Complexity in Implementation: Ensuring monotonicity in certain voting systems (like STV or Borda Count) can be complex and challenging.
Limitation in Choice of Voting Systems: Some popular voting methods inherently fail the Monotonicity Criterion, which might limit the options for choosing voting systems.
Potential for Unintended Consequences: In systems that meet the criterion, candidates might campaign in a way that focuses on marginal gains in preference at the expense of broader appeal, potentially leading to more divisive or targeted campaigning strategies.
Misunderstanding and Misinterpretation: The concept of monotonicity can be difficult for the general public to understand, leading to misconceptions about how their vote is counted and the overall fairness of the election.
As you can see, the Monotonicity Criterion plays a vital role in the evaluation of voting systems. While it’s just one of many criteria used to assess these systems in the United States and elsewhere, its importance lies in ensuring that improvements in a candidate’s preference among voters lead to a corresponding increase in their chances of winning.
The presence or absence of this criterion in a voting system can greatly influence voter behavior, election outcomes, and the overall fairness of the electoral process. As the world continues to evolve in its understanding and implementation of democratic principles, the scrutiny of such criteria remains a cornerstone in the pursuit of fair and effective electoral systems.

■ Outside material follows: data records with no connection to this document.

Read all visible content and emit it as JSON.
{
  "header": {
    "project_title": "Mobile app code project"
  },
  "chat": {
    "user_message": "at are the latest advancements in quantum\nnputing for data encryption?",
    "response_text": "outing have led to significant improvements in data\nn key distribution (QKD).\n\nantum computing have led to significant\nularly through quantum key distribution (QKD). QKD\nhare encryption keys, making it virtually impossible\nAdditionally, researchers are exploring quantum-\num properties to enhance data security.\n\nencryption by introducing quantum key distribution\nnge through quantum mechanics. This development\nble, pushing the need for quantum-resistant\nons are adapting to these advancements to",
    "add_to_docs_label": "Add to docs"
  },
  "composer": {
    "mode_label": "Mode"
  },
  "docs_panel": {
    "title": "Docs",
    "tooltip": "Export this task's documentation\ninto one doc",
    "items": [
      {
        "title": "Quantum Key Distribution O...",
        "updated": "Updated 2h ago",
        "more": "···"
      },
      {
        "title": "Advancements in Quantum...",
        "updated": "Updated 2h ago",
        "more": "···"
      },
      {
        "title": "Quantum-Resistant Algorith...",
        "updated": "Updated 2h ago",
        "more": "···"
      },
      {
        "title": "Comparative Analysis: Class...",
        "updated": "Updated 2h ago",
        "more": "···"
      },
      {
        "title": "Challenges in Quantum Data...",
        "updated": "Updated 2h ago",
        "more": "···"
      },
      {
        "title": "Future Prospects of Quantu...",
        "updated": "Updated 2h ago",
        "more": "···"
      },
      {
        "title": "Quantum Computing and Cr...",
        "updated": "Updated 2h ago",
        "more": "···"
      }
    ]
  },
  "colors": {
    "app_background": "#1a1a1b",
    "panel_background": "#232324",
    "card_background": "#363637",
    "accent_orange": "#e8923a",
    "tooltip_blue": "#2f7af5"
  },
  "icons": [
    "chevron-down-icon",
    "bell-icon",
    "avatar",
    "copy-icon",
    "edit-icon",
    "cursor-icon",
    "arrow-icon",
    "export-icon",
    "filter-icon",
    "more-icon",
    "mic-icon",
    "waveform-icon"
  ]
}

At Good Party, our mission is to transform our current, broken political system into one that is more fair and representative. You can do your part by joining the Good Party community as a volunteer or by running for office as an independent.